SUPPLIED MATERIAL:
■ ■ ■

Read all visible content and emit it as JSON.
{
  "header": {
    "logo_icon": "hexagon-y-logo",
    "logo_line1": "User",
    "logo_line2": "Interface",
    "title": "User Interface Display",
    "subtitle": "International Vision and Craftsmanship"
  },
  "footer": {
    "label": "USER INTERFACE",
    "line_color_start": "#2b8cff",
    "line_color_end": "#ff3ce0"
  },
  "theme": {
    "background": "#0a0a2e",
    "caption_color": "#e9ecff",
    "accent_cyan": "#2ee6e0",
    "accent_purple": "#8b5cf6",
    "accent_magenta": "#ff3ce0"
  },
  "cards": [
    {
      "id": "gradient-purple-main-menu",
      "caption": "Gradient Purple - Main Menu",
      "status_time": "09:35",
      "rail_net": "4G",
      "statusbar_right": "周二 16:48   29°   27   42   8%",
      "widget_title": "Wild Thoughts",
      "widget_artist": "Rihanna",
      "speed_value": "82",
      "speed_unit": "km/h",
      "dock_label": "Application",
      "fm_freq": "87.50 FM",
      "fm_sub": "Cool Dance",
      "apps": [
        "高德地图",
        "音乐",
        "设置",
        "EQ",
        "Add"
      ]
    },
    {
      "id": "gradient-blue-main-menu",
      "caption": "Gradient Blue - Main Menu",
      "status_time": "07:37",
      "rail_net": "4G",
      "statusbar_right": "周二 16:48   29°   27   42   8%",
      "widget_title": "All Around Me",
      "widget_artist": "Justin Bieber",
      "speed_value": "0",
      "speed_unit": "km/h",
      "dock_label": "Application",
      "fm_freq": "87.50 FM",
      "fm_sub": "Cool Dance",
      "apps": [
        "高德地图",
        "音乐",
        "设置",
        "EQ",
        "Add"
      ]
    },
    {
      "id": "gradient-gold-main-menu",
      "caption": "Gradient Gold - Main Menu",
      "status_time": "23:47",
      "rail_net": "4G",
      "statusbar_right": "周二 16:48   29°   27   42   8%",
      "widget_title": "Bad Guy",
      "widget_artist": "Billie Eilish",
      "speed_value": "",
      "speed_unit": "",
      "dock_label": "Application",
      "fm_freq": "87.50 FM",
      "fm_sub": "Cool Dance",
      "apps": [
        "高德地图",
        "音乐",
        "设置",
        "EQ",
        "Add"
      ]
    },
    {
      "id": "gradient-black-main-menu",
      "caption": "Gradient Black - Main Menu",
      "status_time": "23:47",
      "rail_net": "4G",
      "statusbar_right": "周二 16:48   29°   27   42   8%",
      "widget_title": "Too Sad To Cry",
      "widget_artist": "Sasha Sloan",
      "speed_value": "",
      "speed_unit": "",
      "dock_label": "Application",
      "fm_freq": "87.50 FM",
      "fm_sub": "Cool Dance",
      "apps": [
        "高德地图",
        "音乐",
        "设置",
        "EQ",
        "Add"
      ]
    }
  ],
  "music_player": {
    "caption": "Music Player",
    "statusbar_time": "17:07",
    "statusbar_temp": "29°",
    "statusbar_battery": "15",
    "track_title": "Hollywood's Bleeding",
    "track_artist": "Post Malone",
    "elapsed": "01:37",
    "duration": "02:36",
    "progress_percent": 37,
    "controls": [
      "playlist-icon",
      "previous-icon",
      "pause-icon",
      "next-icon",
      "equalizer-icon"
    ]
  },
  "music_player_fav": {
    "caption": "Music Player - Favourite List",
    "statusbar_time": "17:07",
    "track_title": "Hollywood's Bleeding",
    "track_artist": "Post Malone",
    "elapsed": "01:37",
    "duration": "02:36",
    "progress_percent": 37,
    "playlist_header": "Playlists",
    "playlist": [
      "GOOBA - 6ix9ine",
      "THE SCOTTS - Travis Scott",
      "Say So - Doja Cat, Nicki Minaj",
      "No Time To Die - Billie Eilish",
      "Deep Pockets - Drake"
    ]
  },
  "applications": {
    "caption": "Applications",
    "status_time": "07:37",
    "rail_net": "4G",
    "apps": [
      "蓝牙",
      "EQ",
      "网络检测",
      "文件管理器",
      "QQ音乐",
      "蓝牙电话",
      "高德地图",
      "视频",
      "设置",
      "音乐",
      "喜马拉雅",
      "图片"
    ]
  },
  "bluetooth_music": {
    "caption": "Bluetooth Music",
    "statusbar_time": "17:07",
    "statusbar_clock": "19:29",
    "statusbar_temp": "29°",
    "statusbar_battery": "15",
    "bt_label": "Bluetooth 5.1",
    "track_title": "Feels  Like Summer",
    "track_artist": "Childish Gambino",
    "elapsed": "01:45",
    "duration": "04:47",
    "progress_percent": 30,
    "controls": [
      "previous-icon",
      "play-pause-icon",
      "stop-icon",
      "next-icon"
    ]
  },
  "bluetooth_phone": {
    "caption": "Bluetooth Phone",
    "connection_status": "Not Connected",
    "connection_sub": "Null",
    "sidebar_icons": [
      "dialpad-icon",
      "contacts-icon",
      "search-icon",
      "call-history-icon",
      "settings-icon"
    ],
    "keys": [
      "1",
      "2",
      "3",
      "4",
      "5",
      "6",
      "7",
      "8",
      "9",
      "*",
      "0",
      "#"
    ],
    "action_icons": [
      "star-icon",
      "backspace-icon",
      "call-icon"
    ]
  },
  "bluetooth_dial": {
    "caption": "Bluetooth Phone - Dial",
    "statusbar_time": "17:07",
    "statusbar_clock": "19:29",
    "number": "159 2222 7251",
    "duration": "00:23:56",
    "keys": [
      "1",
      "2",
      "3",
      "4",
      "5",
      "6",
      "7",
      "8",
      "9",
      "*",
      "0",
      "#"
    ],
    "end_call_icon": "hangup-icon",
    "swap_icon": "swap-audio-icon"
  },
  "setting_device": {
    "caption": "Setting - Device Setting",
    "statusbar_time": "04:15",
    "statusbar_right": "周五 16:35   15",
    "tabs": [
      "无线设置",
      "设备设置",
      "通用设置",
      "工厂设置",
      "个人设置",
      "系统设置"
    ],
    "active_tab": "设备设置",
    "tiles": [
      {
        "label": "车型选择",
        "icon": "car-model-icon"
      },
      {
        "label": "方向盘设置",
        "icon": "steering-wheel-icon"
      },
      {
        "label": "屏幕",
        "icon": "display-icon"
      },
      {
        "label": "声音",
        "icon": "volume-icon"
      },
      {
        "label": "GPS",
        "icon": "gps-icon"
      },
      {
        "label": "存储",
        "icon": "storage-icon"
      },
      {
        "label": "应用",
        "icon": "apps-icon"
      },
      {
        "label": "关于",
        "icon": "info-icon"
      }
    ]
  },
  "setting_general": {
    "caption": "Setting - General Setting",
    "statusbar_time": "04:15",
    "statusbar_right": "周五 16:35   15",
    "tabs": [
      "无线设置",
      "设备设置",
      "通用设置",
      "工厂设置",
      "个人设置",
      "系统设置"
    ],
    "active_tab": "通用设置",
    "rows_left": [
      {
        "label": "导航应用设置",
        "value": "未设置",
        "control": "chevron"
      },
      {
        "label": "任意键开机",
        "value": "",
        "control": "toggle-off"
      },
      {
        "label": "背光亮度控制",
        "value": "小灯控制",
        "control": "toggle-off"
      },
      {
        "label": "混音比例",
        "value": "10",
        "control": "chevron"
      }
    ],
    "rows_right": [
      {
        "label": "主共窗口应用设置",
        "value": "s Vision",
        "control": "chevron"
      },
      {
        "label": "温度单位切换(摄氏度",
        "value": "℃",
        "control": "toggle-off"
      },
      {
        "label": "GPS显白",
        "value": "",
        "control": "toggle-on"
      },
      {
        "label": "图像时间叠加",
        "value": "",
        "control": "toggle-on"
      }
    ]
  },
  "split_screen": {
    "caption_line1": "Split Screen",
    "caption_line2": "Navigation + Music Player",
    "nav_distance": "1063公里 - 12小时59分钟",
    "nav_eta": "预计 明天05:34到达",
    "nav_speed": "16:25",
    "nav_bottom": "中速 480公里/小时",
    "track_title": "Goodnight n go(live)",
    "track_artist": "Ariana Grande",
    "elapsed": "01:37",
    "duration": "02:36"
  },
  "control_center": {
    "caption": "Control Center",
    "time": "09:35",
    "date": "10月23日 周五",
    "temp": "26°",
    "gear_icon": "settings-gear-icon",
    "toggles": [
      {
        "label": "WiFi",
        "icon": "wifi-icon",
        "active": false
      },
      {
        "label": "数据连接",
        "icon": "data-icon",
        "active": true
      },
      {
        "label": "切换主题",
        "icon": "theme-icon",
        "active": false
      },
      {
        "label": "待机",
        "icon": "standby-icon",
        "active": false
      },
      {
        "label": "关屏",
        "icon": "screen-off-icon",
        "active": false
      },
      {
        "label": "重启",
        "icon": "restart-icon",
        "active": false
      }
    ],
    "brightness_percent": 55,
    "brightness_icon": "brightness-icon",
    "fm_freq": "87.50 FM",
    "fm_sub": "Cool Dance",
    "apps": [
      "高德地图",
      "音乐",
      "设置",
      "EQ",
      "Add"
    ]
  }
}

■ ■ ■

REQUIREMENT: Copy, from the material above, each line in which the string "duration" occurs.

OUTPUT FOR THIS EXERCISE:
    "duration": "02:36",
    "duration": "02:36",
    "duration": "04:47",
    "duration": "00:23:56",
    "duration": "02:36"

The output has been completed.